— Assignment —
Output all the data below verbatim.

Web page and app entries:
---+---
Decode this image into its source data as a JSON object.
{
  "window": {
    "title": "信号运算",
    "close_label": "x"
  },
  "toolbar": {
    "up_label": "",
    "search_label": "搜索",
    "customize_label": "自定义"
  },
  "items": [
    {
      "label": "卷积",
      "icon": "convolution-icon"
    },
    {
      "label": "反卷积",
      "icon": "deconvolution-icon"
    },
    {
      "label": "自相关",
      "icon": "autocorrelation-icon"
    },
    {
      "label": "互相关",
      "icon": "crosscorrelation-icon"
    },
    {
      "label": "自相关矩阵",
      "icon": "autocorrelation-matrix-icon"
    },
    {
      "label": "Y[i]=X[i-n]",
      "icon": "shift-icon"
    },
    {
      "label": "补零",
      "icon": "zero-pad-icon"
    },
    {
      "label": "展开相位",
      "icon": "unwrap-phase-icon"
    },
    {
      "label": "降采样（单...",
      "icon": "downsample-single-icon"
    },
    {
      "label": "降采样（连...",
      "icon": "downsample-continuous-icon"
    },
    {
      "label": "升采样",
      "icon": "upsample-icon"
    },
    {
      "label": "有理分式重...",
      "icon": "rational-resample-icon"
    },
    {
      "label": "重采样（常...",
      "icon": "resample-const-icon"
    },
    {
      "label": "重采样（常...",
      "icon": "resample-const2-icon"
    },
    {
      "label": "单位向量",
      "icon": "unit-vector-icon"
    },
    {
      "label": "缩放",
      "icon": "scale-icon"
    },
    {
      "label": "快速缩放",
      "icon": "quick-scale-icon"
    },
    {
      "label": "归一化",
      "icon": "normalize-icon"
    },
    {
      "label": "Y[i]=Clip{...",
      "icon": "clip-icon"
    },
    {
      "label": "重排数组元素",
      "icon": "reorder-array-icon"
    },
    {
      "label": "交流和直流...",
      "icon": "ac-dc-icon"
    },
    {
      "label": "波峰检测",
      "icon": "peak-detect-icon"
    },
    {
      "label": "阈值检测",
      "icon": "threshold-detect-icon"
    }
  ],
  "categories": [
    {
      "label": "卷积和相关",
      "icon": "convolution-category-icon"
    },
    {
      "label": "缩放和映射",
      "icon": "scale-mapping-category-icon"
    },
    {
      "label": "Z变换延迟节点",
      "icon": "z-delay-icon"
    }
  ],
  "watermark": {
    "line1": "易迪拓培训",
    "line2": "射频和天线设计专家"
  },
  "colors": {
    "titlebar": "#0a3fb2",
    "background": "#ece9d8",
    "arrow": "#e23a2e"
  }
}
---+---
— Final answer —
Decode this image into its source data as a JSON object.
{
  "window": {
    "title": "信号运算",
    "close_label": "x"
  },
  "toolbar": {
    "up_label": "",
    "search_label": "搜索",
    "customize_label": "自定义"
  },
  "items": [
    {
      "label": "卷积",
      "icon": "convolution-icon"
    },
    {
      "label": "反卷积",
      "icon": "deconvolution-icon"
    },
    {
      "label": "自相关",
      "icon": "autocorrelation-icon"
    },
    {
      "label": "互相关",
      "icon": "crosscorrelation-icon"
    },
    {
      "label": "自相关矩阵",
      "icon": "autocorrelation-matrix-icon"
    },
    {
      "label": "Y[i]=X[i-n]",
      "icon": "shift-icon"
    },
    {
      "label": "补零",
      "icon": "zero-pad-icon"
    },
    {
      "label": "展开相位",
      "icon": "unwrap-phase-icon"
    },
    {
      "label": "降采样（单...",
      "icon": "downsample-single-icon"
    },
    {
      "label": "降采样（连...",
      "icon": "downsample-continuous-icon"
    },
    {
      "label": "升采样",
      "icon": "upsample-icon"
    },
    {
      "label": "有理分式重...",
      "icon": "rational-resample-icon"
    },
    {
      "label": "重采样（常...",
      "icon": "resample-const-icon"
    },
    {
      "label": "重采样（常...",
      "icon": "resample-const2-icon"
    },
    {
      "label": "单位向量",
      "icon": "unit-vector-icon"
    },
    {
      "label": "缩放",
      "icon": "scale-icon"
    },
    {
      "label": "快速缩放",
      "icon": "quick-scale-icon"
    },
    {
      "label": "归一化",
      "icon": "normalize-icon"
    },
    {
      "label": "Y[i]=Clip{...",
      "icon": "clip-icon"
    },
    {
      "label": "重排数组元素",
      "icon": "reorder-array-icon"
    },
    {
      "label": "交流和直流...",
      "icon": "ac-dc-icon"
    },
    {
      "label": "波峰检测",
      "icon": "peak-detect-icon"
    },
    {
      "label": "阈值检测",
      "icon": "threshold-detect-icon"
    }
  ],
  "categories": [
    {
      "label": "卷积和相关",
      "icon": "convolution-category-icon"
    },
    {
      "label": "缩放和映射",
      "icon": "scale-mapping-category-icon"
    },
    {
      "label": "Z变换延迟节点",
      "icon": "z-delay-icon"
    }
  ],
  "watermark": {
    "line1": "易迪拓培训",
    "line2": "射频和天线设计专家"
  },
  "colors": {
    "titlebar": "#0a3fb2",
    "background": "#ece9d8",
    "arrow": "#e23a2e"
  }
}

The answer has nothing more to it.